Seven thousand people fled to refugee camps in Honduras. But in the refugee camps, they were mistreated by the Honduran military. Sickness was a major problem as well. Sometimes as many as seven people–mostly the very old or very young–would die in a single day.
In the refugee camps, although they were mistreated, the people got a chance to learn skills and trades. They learned how to govern themselves and they learned that they had rights as human beings. As one song used in literacy courses in the refugee camps goes, “Campesino, lift your head up/You are also a human being/Don’t humble yourself!”
For six years they remained in these refugee camps. Children were born there and knew no other childhood. Finally, the people were sick of waiting. They did not want their children to grow up on other people’s charity.
In 1986 they began to pressure the army and the government to let them go home. The UN told them they could either go back in small groups, stay in Honduras and be legalized, or go to another country.
But in the minds of the people, they only had one option: they were going home together, and they were going home now.
On October 10, 1987 the first large group of refugees returned to Santa Marta and two other nearby communities. Of the seven thousand who fled, only 4,500 were left.
They came back to nothing. They had to rebuild their houses, set up a school, replant their crops, find ways to provide electricity and potable water. Housing projects had generated 150 houses, but they still needed 500 more. Teachers are working on getting their high school diplomas, a goal which will be realized in May of this year. They now have a small store and a bakery. Slowly and carefully they are rebuilding, with no help and no apology from the government that took it all away from them.
After meeting with the directive and hearing the history of Santa Marta, it was time to get a night’s rest. Up until this point on the trip, we had stayed at a relatively comfortable hotel in San Salvador, but on this night, we would sleep in the community center in Santa Marta (one of their few concrete buildings). To say that this was out of our comfort zone would be an understatement. Musty mattresses, spiders, mice, scorpions–these were our bedfellows. Our bathroom was an outhouse a few yards away; you had to pick your way through animal excrement to get to it, and the concrete hole which functioned as the toilet was crawling with ants. Inside our windowless building, it was pitch black–you literally could not see two inches in front of your face.
Around three in the morning, I was awoken by what I could only assume (being surrounded by complete darkness and utterly disoriented) were the sounds of hell, or at the very least of mass murder taking place just on the other side of our concrete wall. I had never heard anything like it.
In reality, of course, these were the mundane, everyday sounds of the animals of the village waking up–crooning, howling, braying, screeching in rounds of madding, and seemingly never-ending cacophony. This went on for hours, and all I could do was lay there in the pitch blackness and wonder if anyone else in my group was awake and experiencing the same thing. I didn’t dare get out of bed–our trip leader had casually stomped on a scorpion the night before, and I was not convinced he was without companions. The darkness, and the hellish animal chorus, seemed endless. But finally, morning came, and I walked outside into the deepening light of a new day.

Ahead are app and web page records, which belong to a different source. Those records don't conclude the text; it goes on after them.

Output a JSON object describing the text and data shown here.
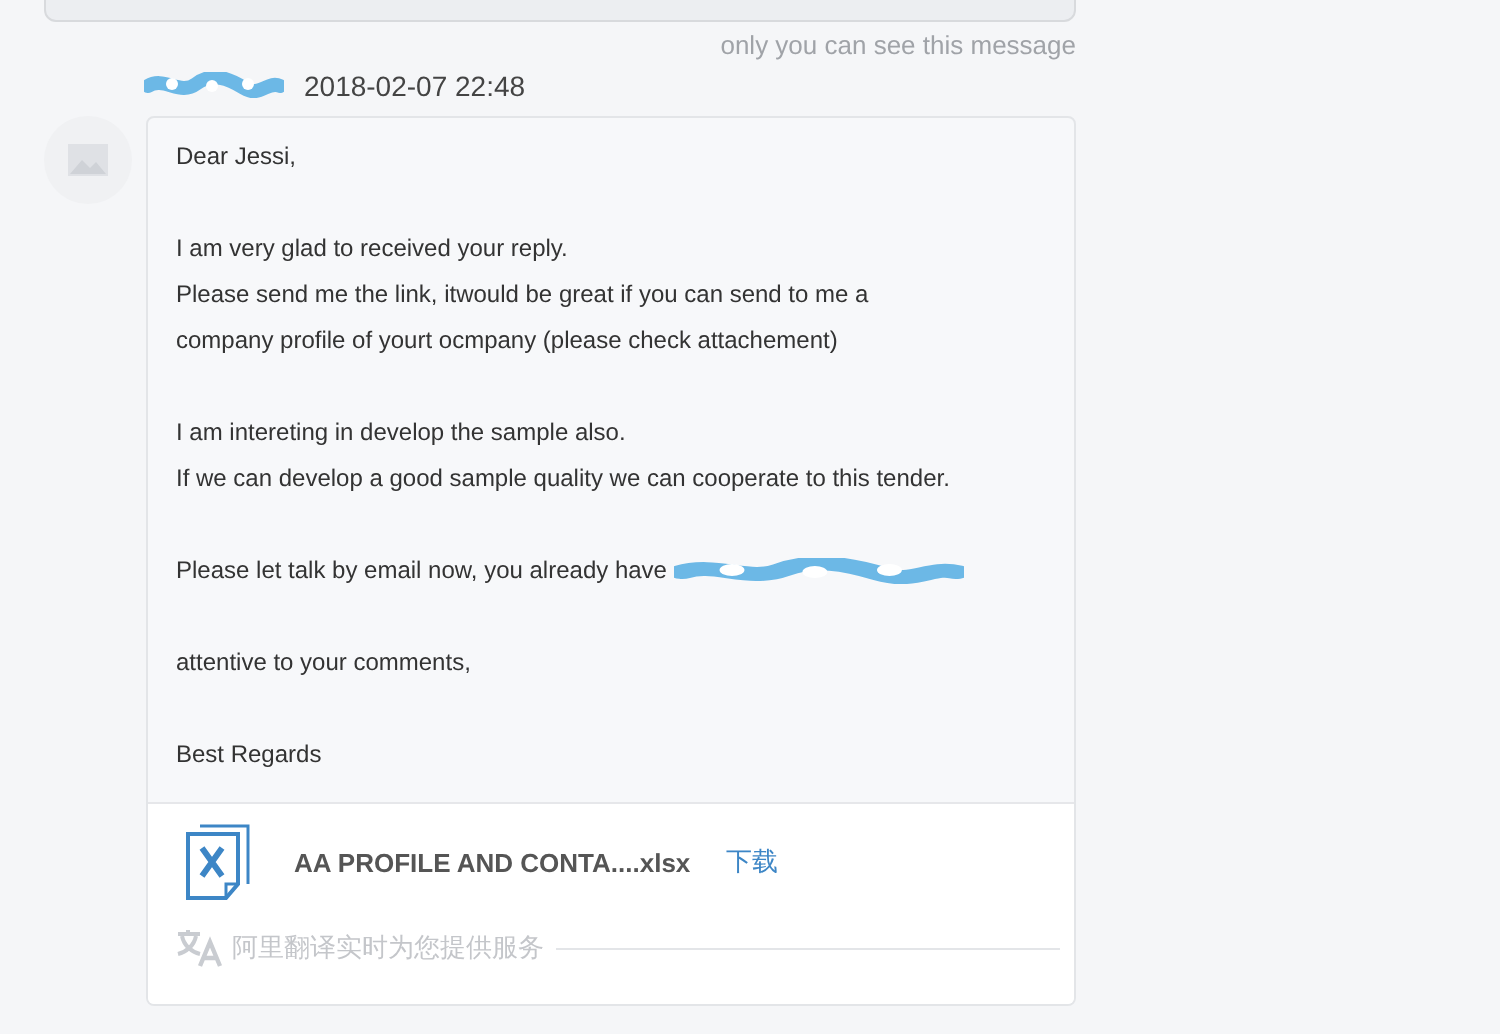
{
  "previous_message": {
    "note": "only you can see this message"
  },
  "message": {
    "sender_redacted": true,
    "time": "2018-02-07 22:48",
    "paragraphs": [
      {
        "lines": [
          "Dear Jessi,"
        ],
        "redacted_email": false
      },
      {
        "lines": [
          "I am very glad to received your reply.",
          "Please send me the link, itwould be great if you can send to me a",
          "company profile of yourt ocmpany (please check attachement)"
        ],
        "redacted_email": false
      },
      {
        "lines": [
          "I am intereting in develop the sample also.",
          "If we can develop a good sample quality we can cooperate to this tender."
        ],
        "redacted_email": false
      },
      {
        "lines": [
          "Please let talk by email now, you already have"
        ],
        "redacted_email": true
      },
      {
        "lines": [
          "attentive to your comments,"
        ],
        "redacted_email": false
      },
      {
        "lines": [
          "Best Regards"
        ],
        "redacted_email": false
      }
    ],
    "attachment": {
      "name": "AA PROFILE AND CONTA....xlsx",
      "download": "下载"
    },
    "translation_note": "阿里翻译实时为您提供服务"
  }
}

And there was Santa Marta–living, breathing, existing. It seemed so much more real to me then, all of it. The history, the people, the war, all of their sacrifices, the shameful part my own country had played. It wasn’t just a story told in a classroom, or an hour and a half meeting with community members: this was it; this was everything; this was real life. And for one terrifying night and one beautiful morning, it had embraced me, and left me forever changed.